How did your style evolve to what it is now?
Since I went to Catholic school for elementary and middle school and had to wear a uniform, I didn’t really follow fashion trends. It wasn’t until I went to public school for high school that I finally was able to dress the way I wanted to.
My style then, however, was definitely a little out there. My wardrobe was made up of bright colored Abercrombie or Aeropostale clothing, and since I was so small and everything still fit me, some outdated clothes from when I was probably 10. Yet, I always dressed for success and heels were/are my absolute favorite. In fact, I remember people repeatedly asking me why I wore heels to school, but I would just think, “Well, why not.”
In college, however, Victoria’s Secret became my favorite brand. I mean rolling up to class in sweats and a T-shirt just seemed like the biggest time saver. I still like to dress up though, and when I’m not in sweats or yoga pants, I’ll usually be in heels.
Do you have any style icons or favorite brands?
Any advice for a young person thinking about getting into a STEM field?
My all-time favorite quote that I try to live is “Well behaved women never make history”.
Don’t ever let anyone deter you from what you’re passionate about, but, at the same time, understand that there will be obstacles. For me, in particular, I feel like my obstacle is that I am constantly trying to overcome the dumb blonde stereotype. Because I am aware of this stereotype and because women are such a minority in the CS field, I find myself not speaking up in class and not contributing as much as I could be. And guess what? A lot of women feel the same way. I don’t understand why I get so nervous to voice my opinion or to ask a question, and I get angry at myself for feeling this way. I guess I feel that I need to be right all the time in order to prove that I, a woman-a BLONDE woman, can be just as smart as any other student. But this kind of thinking is a disadvantage. I learn so much more when I ask questions and actively contribute to discussion.
Thus, my advice to you girls is to never doubt your worth and your intelligence. You are in your position for a reason. Your questions and opinions are just as reasonable as any other. As Eleanor Roosevelt said, “What could we accomplish if we knew we could not fail?”
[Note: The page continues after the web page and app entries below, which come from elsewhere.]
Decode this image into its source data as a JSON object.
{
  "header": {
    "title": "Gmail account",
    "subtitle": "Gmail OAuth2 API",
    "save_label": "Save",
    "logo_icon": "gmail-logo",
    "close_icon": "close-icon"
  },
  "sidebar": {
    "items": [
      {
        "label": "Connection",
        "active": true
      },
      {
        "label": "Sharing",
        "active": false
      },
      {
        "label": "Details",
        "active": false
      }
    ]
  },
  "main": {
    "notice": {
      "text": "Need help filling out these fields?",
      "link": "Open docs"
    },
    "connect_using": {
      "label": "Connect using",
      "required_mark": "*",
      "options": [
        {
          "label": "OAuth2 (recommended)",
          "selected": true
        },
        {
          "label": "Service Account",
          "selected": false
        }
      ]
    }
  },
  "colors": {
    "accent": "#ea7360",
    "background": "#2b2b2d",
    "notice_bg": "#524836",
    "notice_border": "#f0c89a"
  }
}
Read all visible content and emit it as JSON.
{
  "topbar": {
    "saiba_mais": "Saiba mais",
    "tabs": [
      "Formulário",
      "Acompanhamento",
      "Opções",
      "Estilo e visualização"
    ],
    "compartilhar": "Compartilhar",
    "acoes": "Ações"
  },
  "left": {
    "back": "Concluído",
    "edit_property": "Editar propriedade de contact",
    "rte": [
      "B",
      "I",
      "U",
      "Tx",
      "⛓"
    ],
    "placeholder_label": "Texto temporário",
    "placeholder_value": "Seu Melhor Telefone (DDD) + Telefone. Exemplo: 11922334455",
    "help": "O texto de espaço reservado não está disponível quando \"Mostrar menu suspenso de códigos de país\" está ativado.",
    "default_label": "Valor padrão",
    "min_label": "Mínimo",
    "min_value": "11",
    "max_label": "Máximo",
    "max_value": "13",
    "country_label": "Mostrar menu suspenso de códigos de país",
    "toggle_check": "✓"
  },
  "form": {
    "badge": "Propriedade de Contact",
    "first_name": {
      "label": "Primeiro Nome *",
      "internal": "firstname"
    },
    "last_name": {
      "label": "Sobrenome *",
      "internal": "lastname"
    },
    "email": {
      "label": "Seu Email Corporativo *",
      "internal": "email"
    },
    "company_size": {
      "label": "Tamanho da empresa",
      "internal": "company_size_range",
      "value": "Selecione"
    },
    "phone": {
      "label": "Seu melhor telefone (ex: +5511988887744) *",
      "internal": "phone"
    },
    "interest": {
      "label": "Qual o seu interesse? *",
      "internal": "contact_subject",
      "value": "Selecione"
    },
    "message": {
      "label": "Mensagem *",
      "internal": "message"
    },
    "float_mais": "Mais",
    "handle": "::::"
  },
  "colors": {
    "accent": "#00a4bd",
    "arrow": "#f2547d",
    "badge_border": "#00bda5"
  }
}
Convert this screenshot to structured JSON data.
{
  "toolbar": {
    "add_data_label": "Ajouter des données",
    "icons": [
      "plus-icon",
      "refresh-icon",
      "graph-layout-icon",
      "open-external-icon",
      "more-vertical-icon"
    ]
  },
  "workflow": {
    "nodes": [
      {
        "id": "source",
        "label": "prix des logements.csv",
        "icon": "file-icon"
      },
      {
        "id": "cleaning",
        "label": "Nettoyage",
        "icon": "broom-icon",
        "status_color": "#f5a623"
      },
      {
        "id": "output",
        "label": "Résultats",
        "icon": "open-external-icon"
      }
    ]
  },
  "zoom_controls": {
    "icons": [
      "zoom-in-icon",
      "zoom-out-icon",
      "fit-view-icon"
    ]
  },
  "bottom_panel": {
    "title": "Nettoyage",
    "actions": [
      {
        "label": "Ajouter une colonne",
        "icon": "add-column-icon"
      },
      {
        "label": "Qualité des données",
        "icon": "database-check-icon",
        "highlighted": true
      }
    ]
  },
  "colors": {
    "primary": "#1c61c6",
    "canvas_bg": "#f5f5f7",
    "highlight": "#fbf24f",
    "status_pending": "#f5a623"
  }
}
If you see other women struggling, help each other out! When women really stand by and team up together, we can overcome any obstacle.
What would you say is the project you’ve done that you’re proudest of?
When I was in high school, I was in a program that required us to do 360 hours of scientific research at a nearby college. I’m deeply interested in behavior and oppose the sexualization of women in the media and so I did my project on how the media affects an adolescent’s perpetration and acceptance of sexual harassment. I looked at how often an adolescent watched television and what types of television they watched, and I found that the more reality television an individual watched (Jersey Shore type television), the more likely an individual was to accept sexual harassment as normal, perpetrate sexual harassment, and believe in gender stereotypes.
I had a great time researching this subject because I feel that a lot still needs to be done about how women are presented in the media, and (not to be nerdy) I placed 4th in the Behavioral Sciences category at Intel ISEF (International Science and Engineering Fair). When I received that award, I was just astonished and amazed. It was really rewarding to know that other people were listening and cared about this matter.
“Not to be nerdy”, she says. 5 seconds after meeting Petra,the concept of a “dumb blonde” becomes laughable. We love her daringness with her career choices, her life and her fashion. We love that she reiterates what has quickly become the motto of Fibonacci Sequins: never doubt your worth and your intelligence. You are in your position for a reason. Your questions and opinions are just as reasonable as any other.
We absolutely cannot wait to see what she does this year!
Dona & Beth